START Provided material
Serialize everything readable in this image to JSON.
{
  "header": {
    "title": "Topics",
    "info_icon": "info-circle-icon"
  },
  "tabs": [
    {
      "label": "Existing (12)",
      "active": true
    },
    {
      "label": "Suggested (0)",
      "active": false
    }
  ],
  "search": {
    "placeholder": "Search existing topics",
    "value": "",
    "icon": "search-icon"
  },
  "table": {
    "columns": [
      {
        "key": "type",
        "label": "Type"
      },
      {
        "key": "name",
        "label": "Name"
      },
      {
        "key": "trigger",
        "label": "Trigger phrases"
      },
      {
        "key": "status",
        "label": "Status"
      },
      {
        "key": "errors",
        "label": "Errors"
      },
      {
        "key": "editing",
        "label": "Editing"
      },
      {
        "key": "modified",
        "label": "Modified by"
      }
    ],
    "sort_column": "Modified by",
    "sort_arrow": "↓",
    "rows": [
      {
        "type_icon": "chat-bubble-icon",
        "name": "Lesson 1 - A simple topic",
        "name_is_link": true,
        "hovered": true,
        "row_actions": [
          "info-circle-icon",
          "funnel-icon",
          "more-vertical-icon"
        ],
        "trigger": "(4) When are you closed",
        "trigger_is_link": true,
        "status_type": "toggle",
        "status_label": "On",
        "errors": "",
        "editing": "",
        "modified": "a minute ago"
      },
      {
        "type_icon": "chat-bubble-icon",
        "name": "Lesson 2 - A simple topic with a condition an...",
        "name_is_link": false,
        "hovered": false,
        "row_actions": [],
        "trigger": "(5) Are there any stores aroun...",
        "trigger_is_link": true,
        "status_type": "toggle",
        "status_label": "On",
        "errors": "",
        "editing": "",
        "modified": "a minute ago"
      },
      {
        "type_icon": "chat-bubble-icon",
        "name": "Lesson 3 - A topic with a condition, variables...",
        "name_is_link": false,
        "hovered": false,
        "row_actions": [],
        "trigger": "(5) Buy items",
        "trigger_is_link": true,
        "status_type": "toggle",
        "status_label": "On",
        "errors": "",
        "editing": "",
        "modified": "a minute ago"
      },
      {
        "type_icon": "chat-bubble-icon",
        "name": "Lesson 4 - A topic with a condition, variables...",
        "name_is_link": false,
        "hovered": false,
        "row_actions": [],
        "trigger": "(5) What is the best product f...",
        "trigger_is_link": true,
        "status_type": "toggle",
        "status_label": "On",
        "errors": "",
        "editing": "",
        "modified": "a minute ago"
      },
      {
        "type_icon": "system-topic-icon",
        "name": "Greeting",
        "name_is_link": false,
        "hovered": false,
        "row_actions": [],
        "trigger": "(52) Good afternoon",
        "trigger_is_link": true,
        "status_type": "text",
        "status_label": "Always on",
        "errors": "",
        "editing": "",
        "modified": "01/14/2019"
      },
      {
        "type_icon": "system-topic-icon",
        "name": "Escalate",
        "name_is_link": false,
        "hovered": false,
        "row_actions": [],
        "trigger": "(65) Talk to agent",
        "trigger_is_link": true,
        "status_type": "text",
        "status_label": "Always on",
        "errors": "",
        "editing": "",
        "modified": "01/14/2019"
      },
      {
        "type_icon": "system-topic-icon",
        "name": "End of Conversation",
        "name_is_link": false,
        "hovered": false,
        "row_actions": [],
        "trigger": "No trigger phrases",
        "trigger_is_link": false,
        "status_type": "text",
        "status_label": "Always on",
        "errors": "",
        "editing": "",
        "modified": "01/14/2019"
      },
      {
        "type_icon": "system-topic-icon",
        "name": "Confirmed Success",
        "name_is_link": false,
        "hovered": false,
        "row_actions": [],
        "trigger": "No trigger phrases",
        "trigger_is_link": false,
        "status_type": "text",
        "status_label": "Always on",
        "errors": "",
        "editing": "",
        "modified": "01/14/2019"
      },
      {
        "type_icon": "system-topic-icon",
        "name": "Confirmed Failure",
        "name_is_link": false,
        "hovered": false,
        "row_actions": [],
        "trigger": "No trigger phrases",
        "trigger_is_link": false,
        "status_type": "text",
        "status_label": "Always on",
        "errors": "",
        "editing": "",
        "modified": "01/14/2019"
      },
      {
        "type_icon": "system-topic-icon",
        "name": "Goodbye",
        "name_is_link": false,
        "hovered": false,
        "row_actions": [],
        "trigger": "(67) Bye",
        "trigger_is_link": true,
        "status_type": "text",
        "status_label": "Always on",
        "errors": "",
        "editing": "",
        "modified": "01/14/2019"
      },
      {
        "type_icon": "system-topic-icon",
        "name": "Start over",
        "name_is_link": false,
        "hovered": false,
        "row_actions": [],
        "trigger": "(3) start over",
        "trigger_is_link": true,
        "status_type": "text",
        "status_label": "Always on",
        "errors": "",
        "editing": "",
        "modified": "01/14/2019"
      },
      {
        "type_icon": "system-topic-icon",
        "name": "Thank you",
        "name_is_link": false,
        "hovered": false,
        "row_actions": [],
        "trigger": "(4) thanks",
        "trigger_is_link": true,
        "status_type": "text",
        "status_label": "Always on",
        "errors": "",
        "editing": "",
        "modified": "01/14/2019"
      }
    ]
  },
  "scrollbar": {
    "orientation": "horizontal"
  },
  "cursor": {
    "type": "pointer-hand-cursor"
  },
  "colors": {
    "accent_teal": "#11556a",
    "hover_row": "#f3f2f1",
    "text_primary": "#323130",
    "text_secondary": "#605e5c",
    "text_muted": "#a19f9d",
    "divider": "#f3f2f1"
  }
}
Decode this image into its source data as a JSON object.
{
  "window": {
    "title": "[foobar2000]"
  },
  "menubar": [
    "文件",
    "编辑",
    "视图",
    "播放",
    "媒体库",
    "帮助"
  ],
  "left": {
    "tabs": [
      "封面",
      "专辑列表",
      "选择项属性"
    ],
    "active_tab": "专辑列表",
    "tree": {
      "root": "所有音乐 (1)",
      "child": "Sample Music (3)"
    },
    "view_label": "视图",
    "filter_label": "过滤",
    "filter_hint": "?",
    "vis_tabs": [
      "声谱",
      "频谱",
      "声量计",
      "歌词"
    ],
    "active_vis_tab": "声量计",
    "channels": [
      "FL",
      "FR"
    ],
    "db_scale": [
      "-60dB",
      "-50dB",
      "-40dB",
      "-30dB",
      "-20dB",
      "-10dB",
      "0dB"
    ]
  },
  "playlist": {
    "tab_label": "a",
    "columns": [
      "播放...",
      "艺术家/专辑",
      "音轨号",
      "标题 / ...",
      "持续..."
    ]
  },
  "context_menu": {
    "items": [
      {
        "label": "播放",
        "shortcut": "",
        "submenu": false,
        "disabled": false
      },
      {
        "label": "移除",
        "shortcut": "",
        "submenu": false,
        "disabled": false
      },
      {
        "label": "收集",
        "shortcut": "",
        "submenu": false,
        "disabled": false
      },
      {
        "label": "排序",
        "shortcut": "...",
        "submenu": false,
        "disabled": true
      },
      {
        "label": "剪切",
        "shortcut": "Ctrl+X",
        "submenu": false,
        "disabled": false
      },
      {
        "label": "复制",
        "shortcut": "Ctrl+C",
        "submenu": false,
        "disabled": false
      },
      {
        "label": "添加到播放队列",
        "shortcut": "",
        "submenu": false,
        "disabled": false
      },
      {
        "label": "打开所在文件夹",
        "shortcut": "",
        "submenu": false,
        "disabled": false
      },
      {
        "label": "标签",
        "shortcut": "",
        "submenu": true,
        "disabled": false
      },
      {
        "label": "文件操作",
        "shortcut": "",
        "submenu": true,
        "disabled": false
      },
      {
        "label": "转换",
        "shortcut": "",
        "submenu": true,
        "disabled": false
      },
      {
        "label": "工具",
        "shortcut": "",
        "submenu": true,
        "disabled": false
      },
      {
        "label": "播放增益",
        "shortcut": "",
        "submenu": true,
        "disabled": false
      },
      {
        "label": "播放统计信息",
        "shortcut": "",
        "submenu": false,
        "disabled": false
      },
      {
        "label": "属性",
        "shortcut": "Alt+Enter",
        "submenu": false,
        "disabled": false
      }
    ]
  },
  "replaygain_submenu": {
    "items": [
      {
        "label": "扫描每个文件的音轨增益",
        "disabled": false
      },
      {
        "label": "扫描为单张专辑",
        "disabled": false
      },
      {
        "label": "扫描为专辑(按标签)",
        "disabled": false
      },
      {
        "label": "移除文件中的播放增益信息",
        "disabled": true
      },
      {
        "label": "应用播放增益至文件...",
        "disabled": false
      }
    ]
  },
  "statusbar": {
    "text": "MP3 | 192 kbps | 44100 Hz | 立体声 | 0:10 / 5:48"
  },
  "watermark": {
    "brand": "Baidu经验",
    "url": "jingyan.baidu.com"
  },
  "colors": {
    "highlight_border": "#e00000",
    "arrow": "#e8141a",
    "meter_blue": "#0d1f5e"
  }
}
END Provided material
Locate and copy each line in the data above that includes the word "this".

Serialize everything readable in this image to JSON.
Decode this image into its source data as a JSON object.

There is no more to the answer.